Brown is indeed a defensive guru, but he also specializes in the most important part of the game: Sharing the ball. Were he to come to Miami, Brown would use his conservative approach and make the Big Three spread the ball evenly around the court. They might not put up a lot of points, but they would definitely be one of the most well-communicating teams in the NBA.
If all egos are kept in check, Larry Brown would close out the twilight of his coaching career with some very successful years in South Beach.
Mike Brown only has five years of head coaching experience. Yet, those five years are just why he should be in Miami.
The reason? Well, Brown was LeBron James' coach in Cleveland when the Cavaliers were a force in the Eastern Conference.
In each of his five years in Cleveland, Brown's Cavaliers always made it to at least the conference semifinals. He needs to go to Miami because he knows LeBron James well and how to best use him. Were he to follow his former star player and "take his talents to South Beach," the Miami Heat would be a consistent and dangerous force in the NBA.
Love him or hate him, Pat Riley is easily one of the best coaches in NBA history. In a 24-year coaching career, he has only missed the playoffs three times and has won five NBA championships, including one with the Miami Heat.
Currently, Riley serves the Heat as team president. He assumed that role upon his first resignation as Heat coach in 2003 before taking over again in 2005. He resigned again after the 2007-2008 season, and the Erik Spoelstra era began.
That being said, why would Riley come back?
Well, the Miami Heat team may have a lot of egos on the court, but Riley's ego is the biggest of them all. If he were to take back his vote of confidence and give Spoelstra the boot, there is no doubt in my mind that he would take over on at least an interim basis.

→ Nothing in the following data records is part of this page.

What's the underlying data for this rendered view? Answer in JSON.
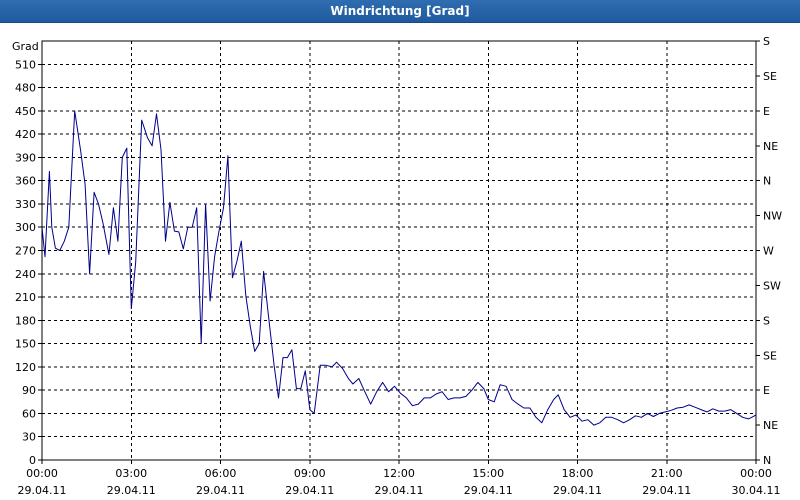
{
  "window": {
    "title": "Windrichtung [Grad]"
  },
  "chart_data": {
    "type": "line",
    "title": "Windrichtung [Grad]",
    "ylabel": "Grad",
    "xlabel": "",
    "ylim": [
      0,
      540
    ],
    "xlim_hours": [
      0,
      24
    ],
    "grid": true,
    "y_ticks": [
      0,
      30,
      60,
      90,
      120,
      150,
      180,
      210,
      240,
      270,
      300,
      330,
      360,
      390,
      420,
      450,
      480,
      510
    ],
    "y2_ticks": [
      {
        "value": 0,
        "label": "N"
      },
      {
        "value": 45,
        "label": "NE"
      },
      {
        "value": 90,
        "label": "E"
      },
      {
        "value": 135,
        "label": "SE"
      },
      {
        "value": 180,
        "label": "S"
      },
      {
        "value": 225,
        "label": "SW"
      },
      {
        "value": 270,
        "label": "W"
      },
      {
        "value": 315,
        "label": "NW"
      },
      {
        "value": 360,
        "label": "N"
      },
      {
        "value": 405,
        "label": "NE"
      },
      {
        "value": 450,
        "label": "E"
      },
      {
        "value": 495,
        "label": "SE"
      },
      {
        "value": 540,
        "label": "S"
      }
    ],
    "x_ticks": [
      {
        "hour": 0,
        "time": "00:00",
        "date": "29.04.11"
      },
      {
        "hour": 3,
        "time": "03:00",
        "date": "29.04.11"
      },
      {
        "hour": 6,
        "time": "06:00",
        "date": "29.04.11"
      },
      {
        "hour": 9,
        "time": "09:00",
        "date": "29.04.11"
      },
      {
        "hour": 12,
        "time": "12:00",
        "date": "29.04.11"
      },
      {
        "hour": 15,
        "time": "15:00",
        "date": "29.04.11"
      },
      {
        "hour": 18,
        "time": "18:00",
        "date": "29.04.11"
      },
      {
        "hour": 21,
        "time": "21:00",
        "date": "29.04.11"
      },
      {
        "hour": 24,
        "time": "00:00",
        "date": "30.04.11"
      }
    ],
    "line_color": "#00008b",
    "series": [
      {
        "points": [
          [
            0.0,
            300
          ],
          [
            0.1,
            262
          ],
          [
            0.25,
            372
          ],
          [
            0.33,
            300
          ],
          [
            0.45,
            273
          ],
          [
            0.6,
            270
          ],
          [
            0.75,
            282
          ],
          [
            0.9,
            300
          ],
          [
            1.1,
            450
          ],
          [
            1.3,
            398
          ],
          [
            1.45,
            355
          ],
          [
            1.6,
            240
          ],
          [
            1.75,
            345
          ],
          [
            1.9,
            330
          ],
          [
            2.05,
            305
          ],
          [
            2.25,
            265
          ],
          [
            2.4,
            325
          ],
          [
            2.55,
            282
          ],
          [
            2.7,
            390
          ],
          [
            2.85,
            402
          ],
          [
            3.0,
            195
          ],
          [
            3.15,
            255
          ],
          [
            3.35,
            438
          ],
          [
            3.55,
            415
          ],
          [
            3.7,
            405
          ],
          [
            3.85,
            446
          ],
          [
            4.0,
            400
          ],
          [
            4.15,
            282
          ],
          [
            4.3,
            332
          ],
          [
            4.45,
            295
          ],
          [
            4.6,
            294
          ],
          [
            4.75,
            272
          ],
          [
            4.9,
            300
          ],
          [
            5.05,
            300
          ],
          [
            5.2,
            325
          ],
          [
            5.35,
            150
          ],
          [
            5.5,
            330
          ],
          [
            5.65,
            205
          ],
          [
            5.8,
            262
          ],
          [
            5.95,
            295
          ],
          [
            6.1,
            325
          ],
          [
            6.25,
            392
          ],
          [
            6.4,
            235
          ],
          [
            6.55,
            256
          ],
          [
            6.7,
            282
          ],
          [
            6.85,
            212
          ],
          [
            7.0,
            172
          ],
          [
            7.15,
            140
          ],
          [
            7.3,
            150
          ],
          [
            7.45,
            243
          ],
          [
            7.6,
            190
          ],
          [
            7.8,
            122
          ],
          [
            7.95,
            80
          ],
          [
            8.1,
            132
          ],
          [
            8.25,
            132
          ],
          [
            8.4,
            142
          ],
          [
            8.55,
            92
          ],
          [
            8.7,
            92
          ],
          [
            8.85,
            115
          ],
          [
            9.0,
            65
          ],
          [
            9.15,
            60
          ],
          [
            9.35,
            122
          ],
          [
            9.55,
            122
          ],
          [
            9.75,
            120
          ],
          [
            9.9,
            126
          ],
          [
            10.1,
            118
          ],
          [
            10.3,
            105
          ],
          [
            10.45,
            98
          ],
          [
            10.65,
            105
          ],
          [
            10.85,
            88
          ],
          [
            11.05,
            72
          ],
          [
            11.25,
            88
          ],
          [
            11.45,
            100
          ],
          [
            11.65,
            88
          ],
          [
            11.85,
            95
          ],
          [
            12.05,
            86
          ],
          [
            12.25,
            80
          ],
          [
            12.45,
            70
          ],
          [
            12.65,
            72
          ],
          [
            12.85,
            80
          ],
          [
            13.05,
            80
          ],
          [
            13.25,
            85
          ],
          [
            13.45,
            88
          ],
          [
            13.65,
            78
          ],
          [
            13.85,
            80
          ],
          [
            14.05,
            80
          ],
          [
            14.25,
            82
          ],
          [
            14.45,
            90
          ],
          [
            14.65,
            100
          ],
          [
            14.85,
            92
          ],
          [
            15.0,
            78
          ],
          [
            15.2,
            75
          ],
          [
            15.4,
            97
          ],
          [
            15.6,
            95
          ],
          [
            15.8,
            78
          ],
          [
            16.0,
            72
          ],
          [
            16.2,
            67
          ],
          [
            16.4,
            67
          ],
          [
            16.6,
            55
          ],
          [
            16.8,
            48
          ],
          [
            17.0,
            65
          ],
          [
            17.2,
            78
          ],
          [
            17.35,
            84
          ],
          [
            17.55,
            65
          ],
          [
            17.75,
            55
          ],
          [
            17.95,
            58
          ],
          [
            18.15,
            50
          ],
          [
            18.35,
            52
          ],
          [
            18.55,
            45
          ],
          [
            18.75,
            48
          ],
          [
            18.95,
            55
          ],
          [
            19.15,
            55
          ],
          [
            19.35,
            52
          ],
          [
            19.55,
            48
          ],
          [
            19.75,
            52
          ],
          [
            19.95,
            57
          ],
          [
            20.15,
            55
          ],
          [
            20.35,
            60
          ],
          [
            20.55,
            56
          ],
          [
            20.75,
            60
          ],
          [
            20.95,
            62
          ],
          [
            21.15,
            64
          ],
          [
            21.35,
            67
          ],
          [
            21.55,
            68
          ],
          [
            21.75,
            71
          ],
          [
            21.95,
            68
          ],
          [
            22.15,
            65
          ],
          [
            22.35,
            62
          ],
          [
            22.55,
            66
          ],
          [
            22.75,
            63
          ],
          [
            22.95,
            63
          ],
          [
            23.15,
            65
          ],
          [
            23.35,
            60
          ],
          [
            23.55,
            55
          ],
          [
            23.75,
            53
          ],
          [
            23.95,
            57
          ],
          [
            24.0,
            58
          ]
        ]
      }
    ]
  }
}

He loves the team and he loves winning, so it's perfectly reasonable to think that Riley would get back in the coaching game if it meant winning another title for Miami.